How do we deal with conflict, while we go on making a world where differences between us can be welcomed and delighted in? We need to attend to harmful impacts, and do the work of ongoing social transformation and repair. What follows are reflections on – and a possible map for – a process of generative conflict in counternormative community. One or all of these steps might be employed in alternative processes of justice-seeking, handling a complaint, or managing a relationship conflict. Can conflict be a way to generate more love and more complex community? Can we learn to hold conflict as an integral part of social transformation, and belonging in difference?
We make mistakes and act out unconscious entitlements. Even with good intentions, we have harmful impacts. As new aspects of our selves emerge, we offend others’ expectations. We fail to meet their needs. We diverge from standard practice in our communities of practice, which are always evolving.
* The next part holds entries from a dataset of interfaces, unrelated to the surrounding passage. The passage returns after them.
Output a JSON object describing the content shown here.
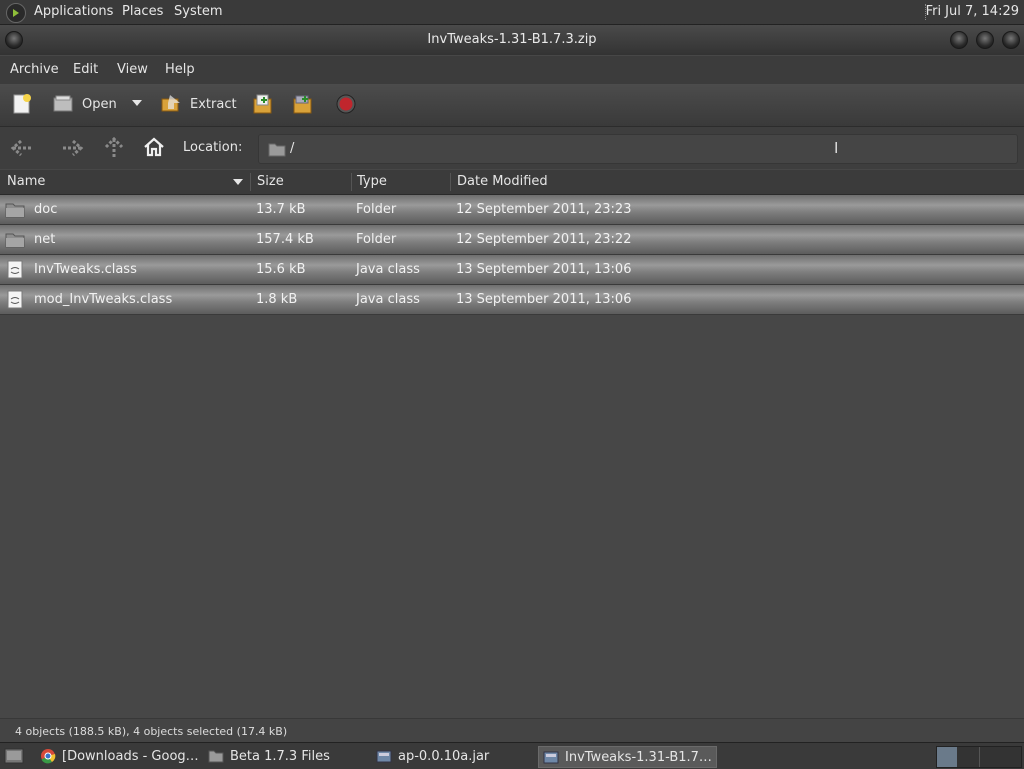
{
  "top_panel": {
    "menus": [
      "Applications",
      "Places",
      "System"
    ],
    "clock": "Fri Jul  7, 14:29"
  },
  "window": {
    "title": "InvTweaks-1.31-B1.7.3.zip"
  },
  "menubar": [
    "Archive",
    "Edit",
    "View",
    "Help"
  ],
  "toolbar": {
    "open_label": "Open",
    "extract_label": "Extract"
  },
  "location": {
    "label": "Location:",
    "path": "/"
  },
  "columns": [
    "Name",
    "Size",
    "Type",
    "Date Modified"
  ],
  "files": [
    {
      "name": "doc",
      "size": "13.7 kB",
      "type": "Folder",
      "modified": "12 September 2011, 23:23",
      "icon": "folder-icon"
    },
    {
      "name": "net",
      "size": "157.4 kB",
      "type": "Folder",
      "modified": "12 September 2011, 23:22",
      "icon": "folder-icon"
    },
    {
      "name": "InvTweaks.class",
      "size": "15.6 kB",
      "type": "Java class",
      "modified": "13 September 2011, 13:06",
      "icon": "java-file-icon"
    },
    {
      "name": "mod_InvTweaks.class",
      "size": "1.8 kB",
      "type": "Java class",
      "modified": "13 September 2011, 13:06",
      "icon": "java-file-icon"
    }
  ],
  "status": "4 objects (188.5 kB), 4 objects selected (17.4 kB)",
  "taskbar": [
    {
      "label": "[Downloads - Goog…",
      "icon": "chrome-icon"
    },
    {
      "label": "Beta 1.7.3 Files",
      "icon": "folder-icon"
    },
    {
      "label": "ap-0.0.10a.jar",
      "icon": "archive-icon"
    },
    {
      "label": "InvTweaks-1.31-B1.7…",
      "icon": "archive-icon"
    }
  ],
  "colors": {
    "selection_row": "#8a8a8a",
    "background": "#474747",
    "record_button": "#c0262d"
  }
}
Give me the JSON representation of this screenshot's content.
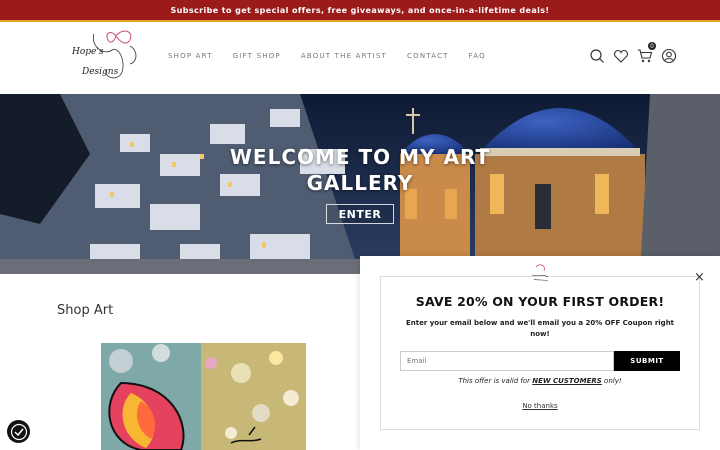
{
  "announcement": "Subscribe to get special offers, free giveaways, and once-in-a-lifetime deals!",
  "brand": {
    "line1": "Hope's",
    "line2": "Designs"
  },
  "nav": [
    "SHOP ART",
    "GIFT SHOP",
    "ABOUT THE ARTIST",
    "CONTACT",
    "FAQ"
  ],
  "header_icons": {
    "search": "search-icon",
    "wishlist": "heart-icon",
    "cart": "cart-icon",
    "account": "user-icon",
    "cart_count": "0"
  },
  "hero": {
    "title": "WELCOME TO MY ART GALLERY",
    "button": "ENTER"
  },
  "section_title": "Shop Art",
  "popup": {
    "heading": "SAVE 20% ON YOUR FIRST ORDER!",
    "text": "Enter your email below and we'll email you a 20% OFF Coupon right now!",
    "email_placeholder": "Email",
    "submit": "SUBMIT",
    "offer_prefix": "This offer is valid for ",
    "offer_bold": "NEW CUSTOMERS",
    "offer_suffix": " only!",
    "no_thanks": "No thanks",
    "close": "×"
  },
  "colors": {
    "announcement_bg": "#9b1b1b",
    "announcement_border": "#e0a52a",
    "button": "#000000"
  }
}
We are working in contradiction to normative paradigms for the sake of social, racial and environmental justice, embracing new sex, gender and relationship paradigms, in dialogue with powerful illegal medicines. We are traumatized and endangered outsiders in the world of social norms and outlaws in the legal system. When we experience conflict, where do we turn?
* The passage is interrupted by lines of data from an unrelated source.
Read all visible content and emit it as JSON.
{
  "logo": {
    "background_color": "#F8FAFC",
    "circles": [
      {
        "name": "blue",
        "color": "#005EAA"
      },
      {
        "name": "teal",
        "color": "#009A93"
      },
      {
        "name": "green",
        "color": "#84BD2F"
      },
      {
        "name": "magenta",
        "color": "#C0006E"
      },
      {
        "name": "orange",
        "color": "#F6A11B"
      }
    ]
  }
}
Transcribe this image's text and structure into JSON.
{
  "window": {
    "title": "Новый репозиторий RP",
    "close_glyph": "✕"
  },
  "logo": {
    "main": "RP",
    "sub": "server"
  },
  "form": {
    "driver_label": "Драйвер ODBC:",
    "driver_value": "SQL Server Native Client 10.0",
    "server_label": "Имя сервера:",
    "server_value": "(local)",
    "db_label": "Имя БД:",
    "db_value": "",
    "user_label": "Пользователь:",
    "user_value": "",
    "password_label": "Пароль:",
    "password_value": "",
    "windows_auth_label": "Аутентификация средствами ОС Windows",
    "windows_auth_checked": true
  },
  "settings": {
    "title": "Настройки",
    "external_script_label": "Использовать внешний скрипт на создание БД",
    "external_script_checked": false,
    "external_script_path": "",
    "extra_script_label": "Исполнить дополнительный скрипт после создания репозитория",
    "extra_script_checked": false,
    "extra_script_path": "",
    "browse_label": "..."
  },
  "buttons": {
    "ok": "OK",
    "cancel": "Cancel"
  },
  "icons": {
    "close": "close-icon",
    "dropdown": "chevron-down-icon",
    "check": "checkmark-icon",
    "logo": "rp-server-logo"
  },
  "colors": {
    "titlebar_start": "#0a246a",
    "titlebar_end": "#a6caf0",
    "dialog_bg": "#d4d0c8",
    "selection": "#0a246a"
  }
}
Conflicts in the world of counternormative communities are likely to feel particularly powerful, explosive, or painful, because our work and play together involves our most intimate selves. We touch each other’s souls. Missteps, missattunements, or boundary blurring can be experienced at multiple scales, including violent sexual assault. Moreover, the sense of belonging we can often find – as outlaws in counternormative playspace – is often addressing a lifetime of unmet needs: for community, place, identity, welcome, co-regulation, and secure attachment. Social justice movements, sexual healing work, queer community, the psychedelic medicine world, recovery circles, or anywhere we find deep, soul-level connection and counternormative co-creation can offer a powerful balm to the souls of people who have not found belonging elsewhere. When harm unfolds in relationships where so much hope has been ignited, there can be a deeply traumatic impact.
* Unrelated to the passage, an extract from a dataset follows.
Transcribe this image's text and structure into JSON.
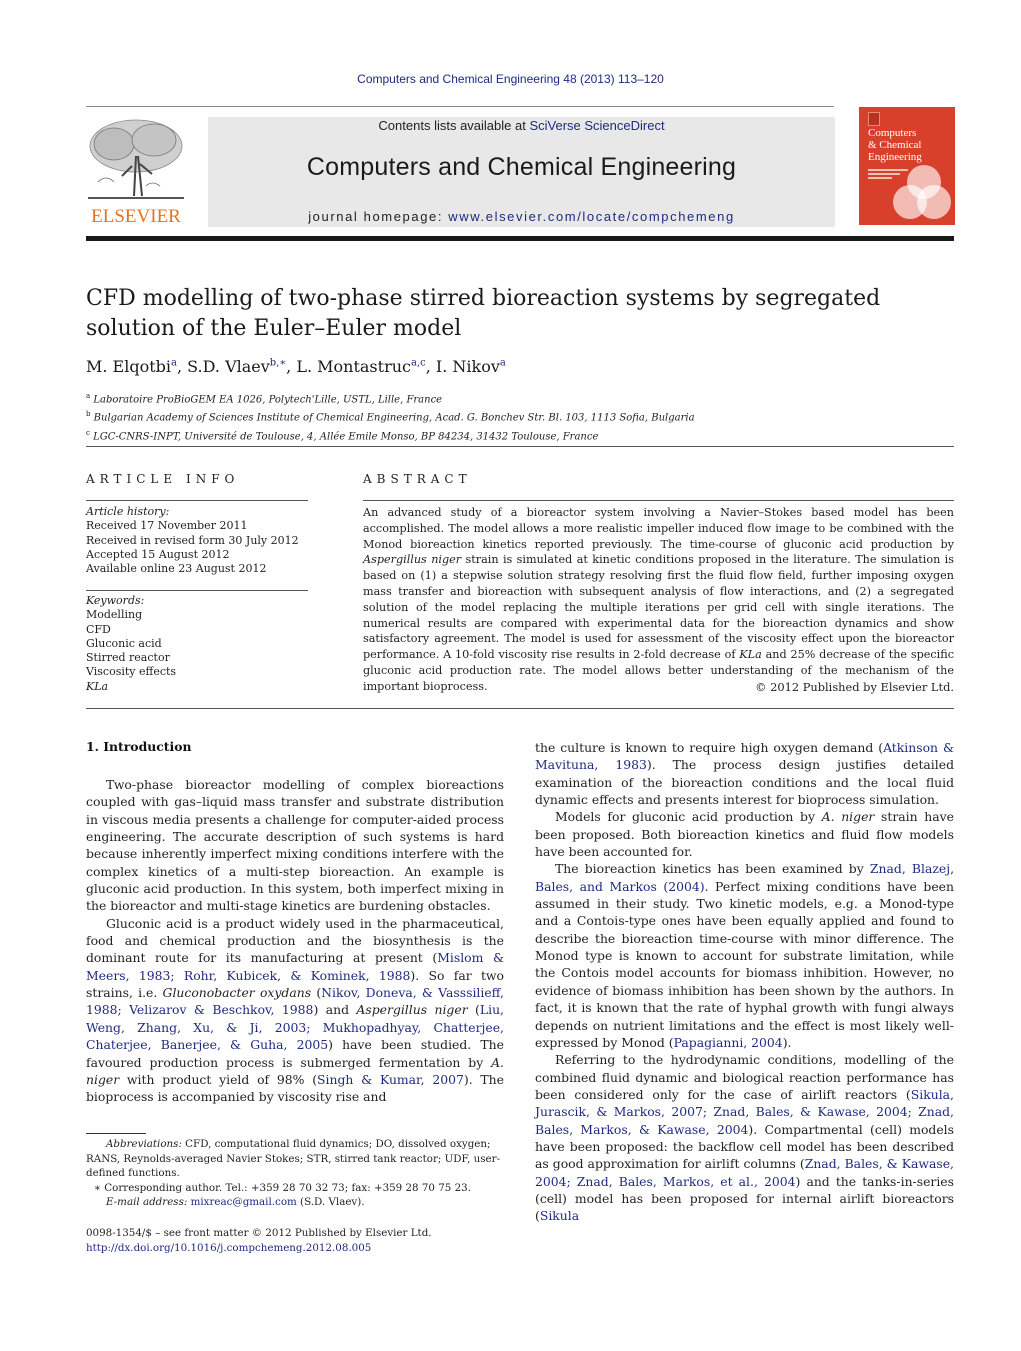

When we feel danger, we are not neurologically resourced for creative engagement. Some kind of map is needed, because we so value empowered choice and voice, courage, creativity, pleasure and centered accountability. We value our communities of practice, and the new relational world we are co-creating. For the sake of the healing and well-being we know is possible, and honouring the resourced responsibility and tender care that are key to us, this is offered as a preliminary map, so we have something to refer to when conflict startles, frightens and threatens us. May it assist us in opening space and time for living an ethics based on love and justice, not just rules and roles.
Download the Map and use the Drop-Down menu to navigate to descriptions of each step.
(The Generative Conflict Map was made with Kai Cheng Thom. This process was written by Caffyn Jesse in conversation with Tricia Bowler. It was inspired by Tricia’s work at the Being Held Institute, by Caffyn’s work at the Institute for the Study of Somatic Sex Education with Kai Cheng Thom, and by by the conversation and learning at the Queer Transformative Justice Group convened by Kai Cheng Thom and Carly Boyce 2020-2021.)